"* * * And when a federal court enlarges an accused on probation, it does not thereafter during the period of probation have sole jurisdiction over him in the sense that state authorities are precluded from taking him into custody upon a charge of violating the criminal law of the state. In other words, when a federal court places an accused on probation, he is not immune during the period of probation from prosecution for a criminal offense under state law. * * *"
We can perceive no basis for distinguishing between the order of probation in that case and the order of parole in the case at bar. In either, there is a limited measure of control over the person who has been released from physical custody.
There is another flaw in appellant's conceptualistic view of the nature of jurisdiction. For if the sovereign which first obtained jurisdiction of him retained it exclusively even after he had been released on parole, the Federal authorities were precluded from trying him in 1955. This is so because at that time he was subject to the prior order of the Pennsylvania Board of Parole. To meet this argument appellant urges that the state permitted the Federal officials to take jurisdiction over him. Apparently he seeks to equate the inaction of the state with the waiver of jurisdiction sanctioned in Ponzi v. Fessenden, supra. However, if inaction is to be equated with waiver, the failure of the Federal authorities to object to his incarceration by the state in 1961 also constituted such a waiver.

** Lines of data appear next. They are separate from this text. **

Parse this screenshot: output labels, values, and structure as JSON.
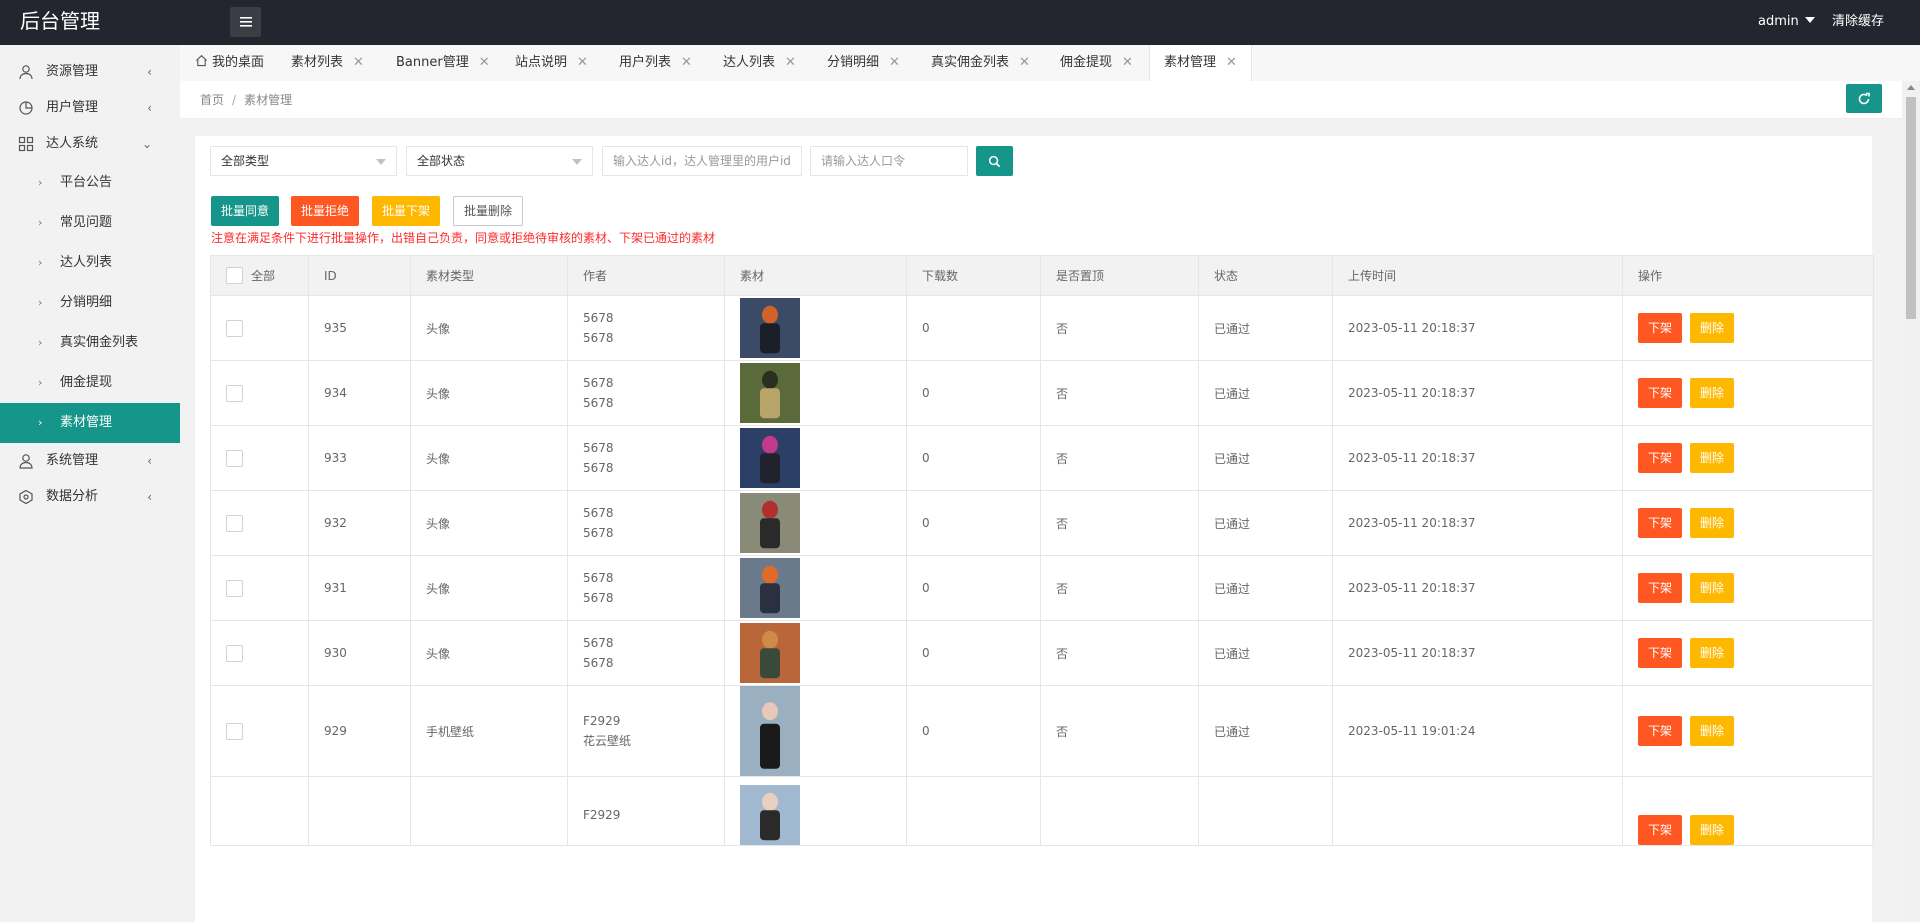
{
  "header": {
    "logo": "后台管理",
    "user": "admin",
    "clear_cache": "清除缓存"
  },
  "sidebar": {
    "items": [
      {
        "label": "资源管理",
        "icon": "user-icon",
        "arrow": "‹"
      },
      {
        "label": "用户管理",
        "icon": "chart-icon",
        "arrow": "‹"
      },
      {
        "label": "达人系统",
        "icon": "grid-icon",
        "arrow": "⌄"
      }
    ],
    "subitems": [
      {
        "label": "平台公告"
      },
      {
        "label": "常见问题"
      },
      {
        "label": "达人列表"
      },
      {
        "label": "分销明细"
      },
      {
        "label": "真实佣金列表"
      },
      {
        "label": "佣金提现"
      },
      {
        "label": "素材管理",
        "active": true
      }
    ],
    "bottom_items": [
      {
        "label": "系统管理",
        "icon": "system-user-icon",
        "arrow": "‹"
      },
      {
        "label": "数据分析",
        "icon": "analysis-icon",
        "arrow": "‹"
      }
    ]
  },
  "tabs": [
    {
      "label": "我的桌面",
      "icon": "home-icon"
    },
    {
      "label": "素材列表",
      "close": "✕"
    },
    {
      "label": "Banner管理",
      "close": "✕"
    },
    {
      "label": "站点说明",
      "close": "✕"
    },
    {
      "label": "用户列表",
      "close": "✕"
    },
    {
      "label": "达人列表",
      "close": "✕"
    },
    {
      "label": "分销明细",
      "close": "✕"
    },
    {
      "label": "真实佣金列表",
      "close": "✕"
    },
    {
      "label": "佣金提现",
      "close": "✕"
    },
    {
      "label": "素材管理",
      "close": "✕",
      "active": true
    }
  ],
  "breadcrumb": {
    "home": "首页",
    "sep": "/",
    "current": "素材管理"
  },
  "filters": {
    "type_select": "全部类型",
    "status_select": "全部状态",
    "user_placeholder": "输入达人id，达人管理里的用户id",
    "code_placeholder": "请输入达人口令"
  },
  "actions": {
    "approve": "批量同意",
    "reject": "批量拒绝",
    "offline": "批量下架",
    "delete": "批量删除"
  },
  "warning": "注意在满足条件下进行批量操作，出错自己负责，同意或拒绝待审核的素材、下架已通过的素材",
  "table": {
    "headers": [
      "全部",
      "ID",
      "素材类型",
      "作者",
      "素材",
      "下载数",
      "是否置顶",
      "状态",
      "上传时间",
      "操作"
    ],
    "rows": [
      {
        "id": "935",
        "type": "头像",
        "author1": "5678",
        "author2": "5678",
        "downloads": "0",
        "pinned": "否",
        "status": "已通过",
        "time": "2023-05-11 20:18:37",
        "img": "c1"
      },
      {
        "id": "934",
        "type": "头像",
        "author1": "5678",
        "author2": "5678",
        "downloads": "0",
        "pinned": "否",
        "status": "已通过",
        "time": "2023-05-11 20:18:37",
        "img": "c2"
      },
      {
        "id": "933",
        "type": "头像",
        "author1": "5678",
        "author2": "5678",
        "downloads": "0",
        "pinned": "否",
        "status": "已通过",
        "time": "2023-05-11 20:18:37",
        "img": "c3"
      },
      {
        "id": "932",
        "type": "头像",
        "author1": "5678",
        "author2": "5678",
        "downloads": "0",
        "pinned": "否",
        "status": "已通过",
        "time": "2023-05-11 20:18:37",
        "img": "c4"
      },
      {
        "id": "931",
        "type": "头像",
        "author1": "5678",
        "author2": "5678",
        "downloads": "0",
        "pinned": "否",
        "status": "已通过",
        "time": "2023-05-11 20:18:37",
        "img": "c5"
      },
      {
        "id": "930",
        "type": "头像",
        "author1": "5678",
        "author2": "5678",
        "downloads": "0",
        "pinned": "否",
        "status": "已通过",
        "time": "2023-05-11 20:18:37",
        "img": "c6"
      },
      {
        "id": "929",
        "type": "手机壁纸",
        "author1": "F2929",
        "author2": "花云壁纸",
        "downloads": "0",
        "pinned": "否",
        "status": "已通过",
        "time": "2023-05-11 19:01:24",
        "img": "c7"
      },
      {
        "id": "",
        "type": "",
        "author1": "F2929",
        "author2": "",
        "downloads": "",
        "pinned": "",
        "status": "",
        "time": "",
        "img": "c8"
      }
    ],
    "op_offline": "下架",
    "op_delete": "删除"
  },
  "colors": {
    "accent": "#16968a",
    "danger": "#ff5722",
    "warning": "#ffb800",
    "header_bg": "#23262e"
  }
}
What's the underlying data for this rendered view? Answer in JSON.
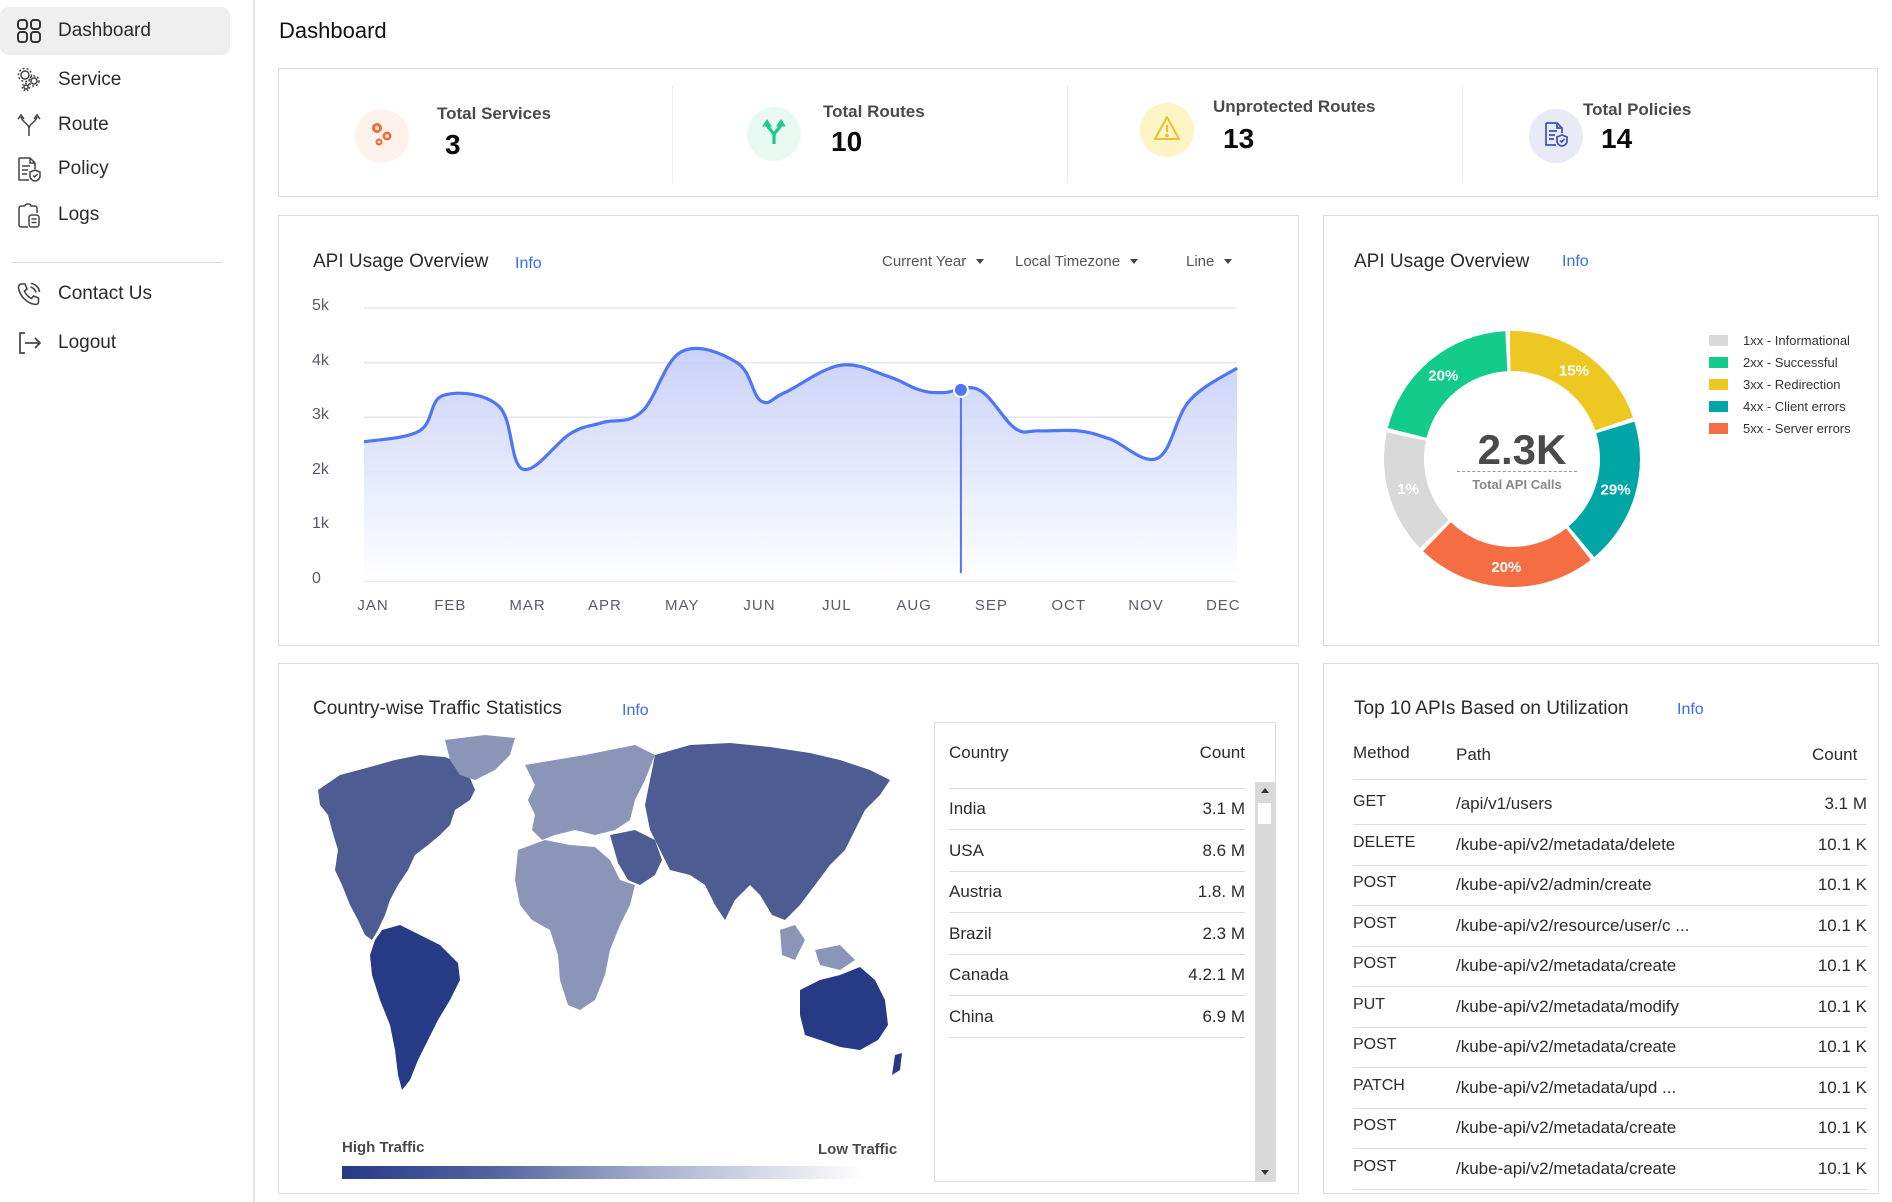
{
  "sidebar": {
    "items": [
      {
        "label": "Dashboard",
        "icon": "dashboard-grid-icon",
        "active": true
      },
      {
        "label": "Service",
        "icon": "gears-icon"
      },
      {
        "label": "Route",
        "icon": "route-split-icon"
      },
      {
        "label": "Policy",
        "icon": "policy-document-icon"
      },
      {
        "label": "Logs",
        "icon": "clipboard-icon"
      }
    ],
    "bottom_items": [
      {
        "label": "Contact Us",
        "icon": "phone-icon"
      },
      {
        "label": "Logout",
        "icon": "logout-icon"
      }
    ]
  },
  "header": {
    "title": "Dashboard"
  },
  "stats": [
    {
      "label": "Total Services",
      "value": "3",
      "icon": "gears-icon",
      "color": "#f26b3a",
      "bg": "#fff1ec"
    },
    {
      "label": "Total Routes",
      "value": "10",
      "icon": "route-split-icon",
      "color": "#1ec98a",
      "bg": "#e8f9f2"
    },
    {
      "label": "Unprotected Routes",
      "value": "13",
      "icon": "warning-icon",
      "color": "#e9c22b",
      "bg": "#fdf3c4"
    },
    {
      "label": "Total Policies",
      "value": "14",
      "icon": "policy-document-icon",
      "color": "#3d51b8",
      "bg": "#e8eaf8"
    }
  ],
  "usage_chart": {
    "title": "API Usage Overview",
    "info_label": "Info",
    "controls": [
      "Current Year",
      "Local Timezone",
      "Line"
    ]
  },
  "status_chart": {
    "title": "API Usage Overview",
    "info_label": "Info",
    "center_value": "2.3K",
    "center_label": "Total API Calls"
  },
  "traffic": {
    "title": "Country-wise Traffic Statistics",
    "info_label": "Info",
    "legend_high": "High Traffic",
    "legend_low": "Low Traffic",
    "table_headers": {
      "country": "Country",
      "count": "Count"
    },
    "rows": [
      {
        "country": "India",
        "count": "3.1 M"
      },
      {
        "country": "USA",
        "count": "8.6 M"
      },
      {
        "country": "Austria",
        "count": "1.8. M"
      },
      {
        "country": "Brazil",
        "count": "2.3 M"
      },
      {
        "country": "Canada",
        "count": "4.2.1 M"
      },
      {
        "country": "China",
        "count": "6.9 M"
      }
    ],
    "region_colors": {
      "high": "#263a86",
      "medium": "#4e5c94",
      "low": "#8a95b8"
    }
  },
  "top_apis": {
    "title": "Top 10 APIs Based on Utilization",
    "info_label": "Info",
    "headers": {
      "method": "Method",
      "path": "Path",
      "count": "Count"
    },
    "rows": [
      {
        "method": "GET",
        "path": "/api/v1/users",
        "count": "3.1 M"
      },
      {
        "method": "DELETE",
        "path": "/kube-api/v2/metadata/delete",
        "count": "10.1 K"
      },
      {
        "method": "POST",
        "path": "/kube-api/v2/admin/create",
        "count": "10.1 K"
      },
      {
        "method": "POST",
        "path": "/kube-api/v2/resource/user/c ...",
        "count": "10.1 K"
      },
      {
        "method": "POST",
        "path": "/kube-api/v2/metadata/create",
        "count": "10.1 K"
      },
      {
        "method": "PUT",
        "path": "/kube-api/v2/metadata/modify",
        "count": "10.1 K"
      },
      {
        "method": "POST",
        "path": "/kube-api/v2/metadata/create",
        "count": "10.1 K"
      },
      {
        "method": "PATCH",
        "path": "/kube-api/v2/metadata/upd ...",
        "count": "10.1 K"
      },
      {
        "method": "POST",
        "path": "/kube-api/v2/metadata/create",
        "count": "10.1 K"
      },
      {
        "method": "POST",
        "path": "/kube-api/v2/metadata/create",
        "count": "10.1 K"
      }
    ]
  },
  "chart_data": [
    {
      "type": "area",
      "title": "API Usage Overview",
      "categories": [
        "JAN",
        "FEB",
        "MAR",
        "APR",
        "MAY",
        "JUN",
        "JUL",
        "AUG",
        "SEP",
        "OCT",
        "NOV",
        "DEC"
      ],
      "x": [
        0,
        0.7,
        1,
        1.7,
        2,
        2.6,
        3,
        3.5,
        4,
        4.7,
        5,
        5.3,
        6,
        6.6,
        7,
        7.3,
        7.75,
        8.2,
        8.5,
        9,
        9.4,
        10,
        10.4,
        11
      ],
      "values": [
        2550,
        2750,
        3400,
        3200,
        2050,
        2700,
        2900,
        3100,
        4200,
        4000,
        3300,
        3450,
        3950,
        3750,
        3500,
        3450,
        3500,
        2800,
        2750,
        2750,
        2600,
        2250,
        3300,
        3900
      ],
      "yticks": [
        "0",
        "1k",
        "2k",
        "3k",
        "4k",
        "5k"
      ],
      "ylim": [
        0,
        5000
      ],
      "grid": true,
      "highlight": {
        "category": "SEP",
        "value": 3500
      },
      "line_color": "#4f76f6",
      "xlabel": "",
      "ylabel": ""
    },
    {
      "type": "pie",
      "title": "API Usage Overview",
      "categories": [
        "1xx - Informational",
        "2xx - Successful",
        "3xx - Redirection",
        "4xx - Client errors",
        "5xx - Server errors"
      ],
      "values": [
        1,
        20,
        15,
        29,
        20
      ],
      "labels": [
        "1%",
        "20%",
        "15%",
        "29%",
        "20%"
      ],
      "colors": [
        "#d9d9d9",
        "#13cc8a",
        "#edc823",
        "#00a6a6",
        "#f46d43"
      ],
      "legend": "right"
    }
  ]
}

Appellant's other objections are that Pennsylvania did not execute the warrant of arrest issued in 1954, that he was informed there were no detainers against him when he was sentenced by the district court in 1955, and that he was transferred from the Federal prison in Leavenworth, Kansas, to that in Lewisburg, Pennsylvania, thereby enabling the state authorities to gain custody of him when he was released on parole. The mere recitation of these allegations belies the assertion that he has been deprived of his liberty without due process of law. It is difficult to see that appellant suffered any legal prejudice by ...